▸ Task objective
The records follow. Filter them to the lines that hold "jour".

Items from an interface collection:
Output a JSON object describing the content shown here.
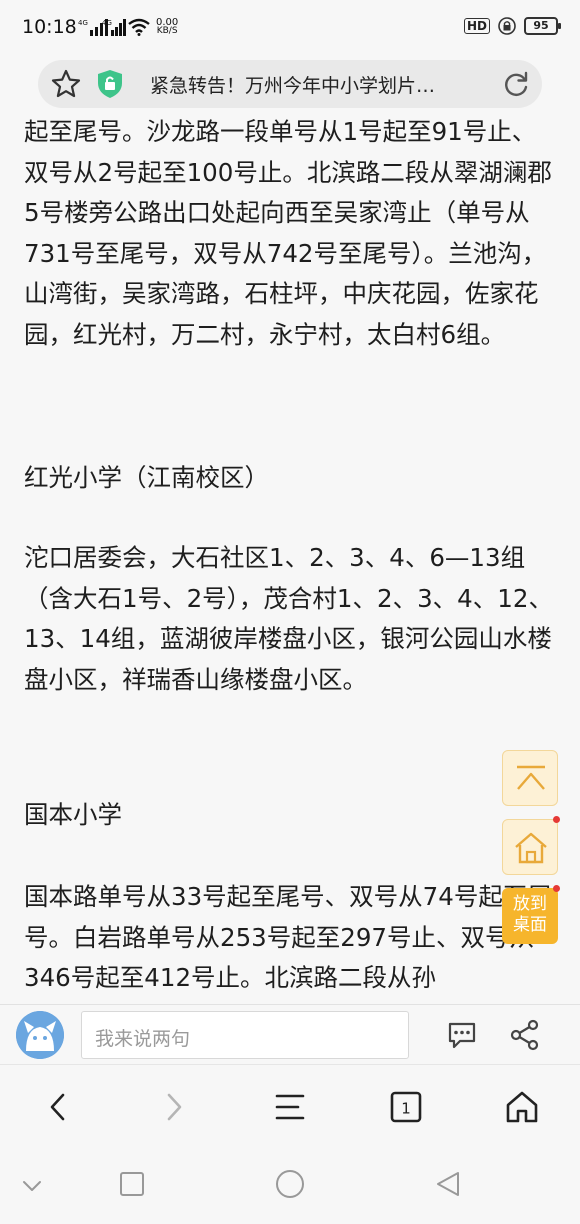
{
  "status_bar": {
    "time": "10:18",
    "signal_1": "4G",
    "signal_2": "4G",
    "net_speed_value": "0.00",
    "net_speed_unit": "KB/S",
    "hd_label": "HD",
    "battery": "95"
  },
  "url_bar": {
    "title": "紧急转告！万州今年中小学划片…",
    "shield_color": "#3ec48a"
  },
  "article": {
    "paragraphs": [
      "起至尾号。沙龙路一段单号从1号起至91号止、双号从2号起至100号止。北滨路二段从翠湖澜郡5号楼旁公路出口处起向西至吴家湾止（单号从731号至尾号，双号从742号至尾号）。兰池沟，山湾街，吴家湾路，石柱坪，中庆花园，佐家花园，红光村，万二村，永宁村，太白村6组。",
      "红光小学（江南校区）",
      "沱口居委会，大石社区1、2、3、4、6—13组（含大石1号、2号），茂合村1、2、3、4、12、13、14组，蓝湖彼岸楼盘小区，银河公园山水楼盘小区，祥瑞香山缘楼盘小区。",
      "国本小学",
      "国本路单号从33号起至尾号、双号从74号起至尾号。白岩路单号从253号起至297号止、双号从346号起至412号止。北滨路二段从孙"
    ]
  },
  "floating": {
    "back_to_top_icon": "arrow-up-icon",
    "home_icon": "home-icon",
    "desktop_label_line1": "放到",
    "desktop_label_line2": "桌面",
    "accent": "#f6b52c"
  },
  "comment_bar": {
    "placeholder": "我来说两句"
  },
  "toolbar": {
    "tab_count": "1"
  }
}
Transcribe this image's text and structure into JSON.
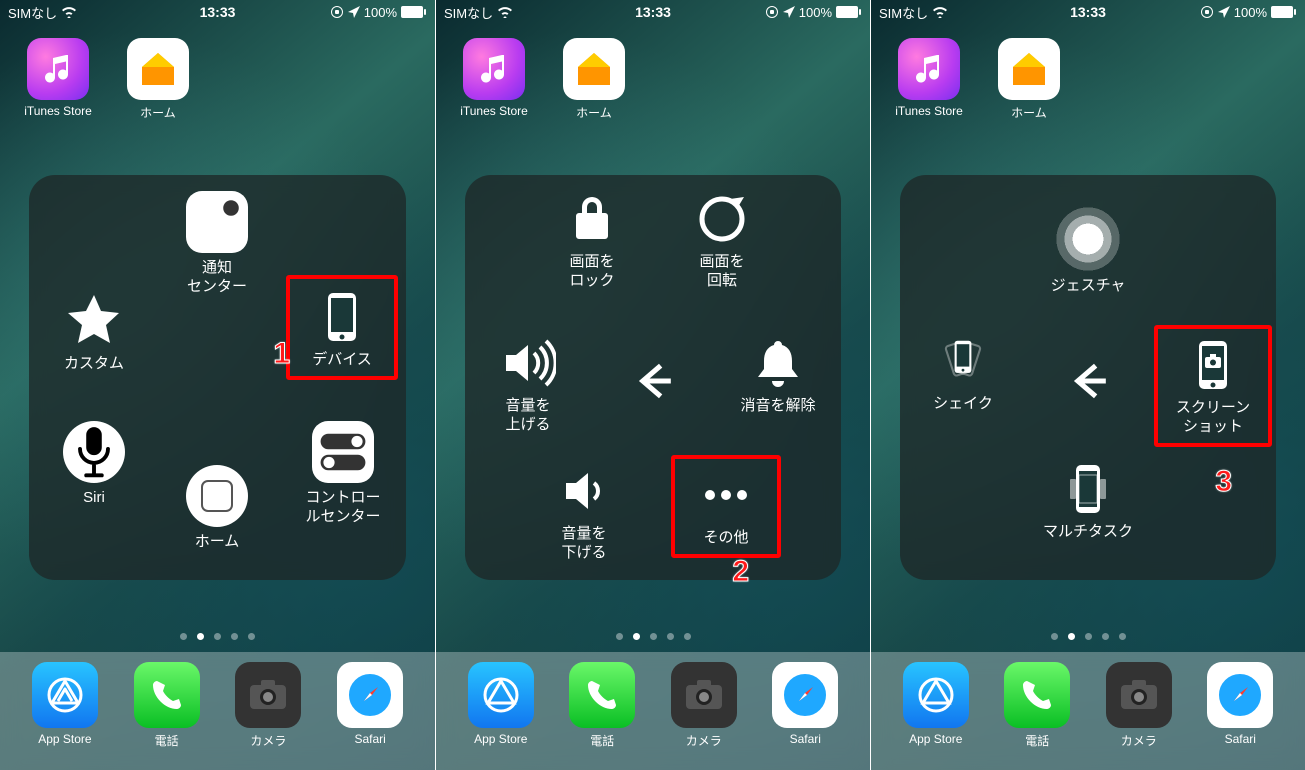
{
  "status": {
    "carrier": "SIMなし",
    "time": "13:33",
    "battery": "100%"
  },
  "homeApps": {
    "itunes": "iTunes Store",
    "home": "ホーム"
  },
  "dock": {
    "appstore": "App Store",
    "phone": "電話",
    "camera": "カメラ",
    "safari": "Safari"
  },
  "panel1": {
    "notification": "通知\nセンター",
    "custom": "カスタム",
    "device": "デバイス",
    "siri": "Siri",
    "home": "ホーム",
    "control": "コントロー\nルセンター",
    "step": "1"
  },
  "panel2": {
    "lock": "画面を\nロック",
    "rotate": "画面を\n回転",
    "volup": "音量を\n上げる",
    "mute": "消音を解除",
    "voldown": "音量を\n下げる",
    "more": "その他",
    "step": "2"
  },
  "panel3": {
    "gesture": "ジェスチャ",
    "shake": "シェイク",
    "screenshot": "スクリーン\nショット",
    "multitask": "マルチタスク",
    "step": "3"
  }
}
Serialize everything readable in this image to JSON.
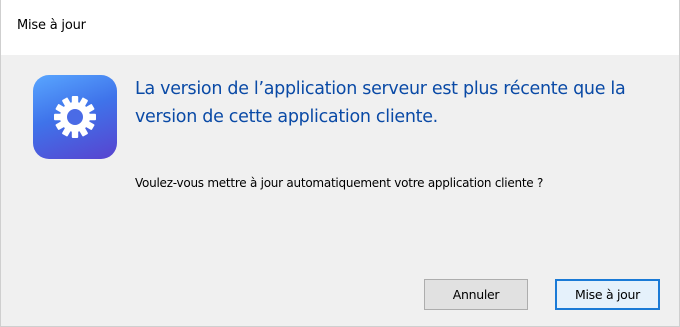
{
  "window": {
    "title": "Mise à jour"
  },
  "dialog": {
    "icon": "gear-icon",
    "headline": "La version de l’application serveur est plus récente que la version de cette application cliente.",
    "question": "Voulez-vous mettre à jour automatiquement votre application cliente ?",
    "cancel_label": "Annuler",
    "ok_label": "Mise à jour"
  },
  "colors": {
    "headline": "#0a4aa6",
    "icon_gradient_top": "#59a6ff",
    "icon_gradient_bottom": "#5843cf",
    "default_button_border": "#1a7ad6"
  }
}
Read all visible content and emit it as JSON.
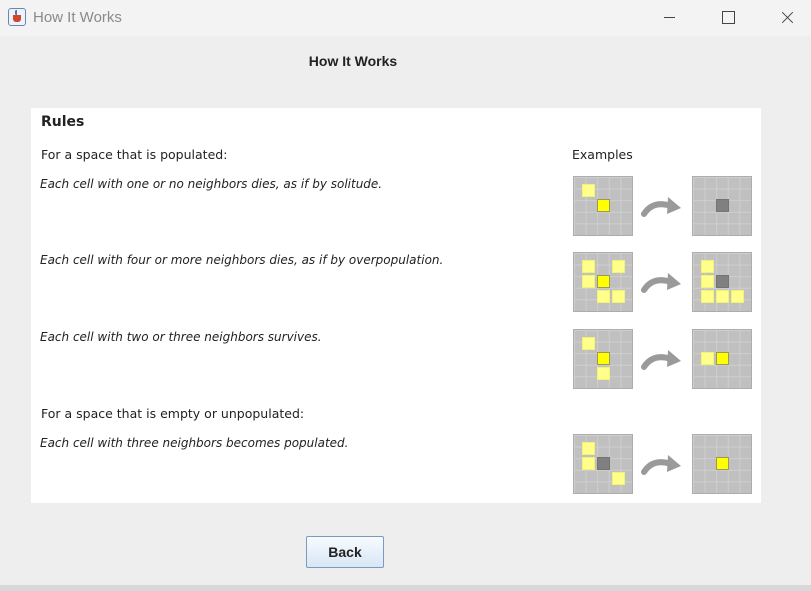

▸ Result
    "title": "Mise à jour"
    "question": "Voulez-vous mettre à jour automatiquement votre application cliente ?",
    "ok_label": "Mise à jour"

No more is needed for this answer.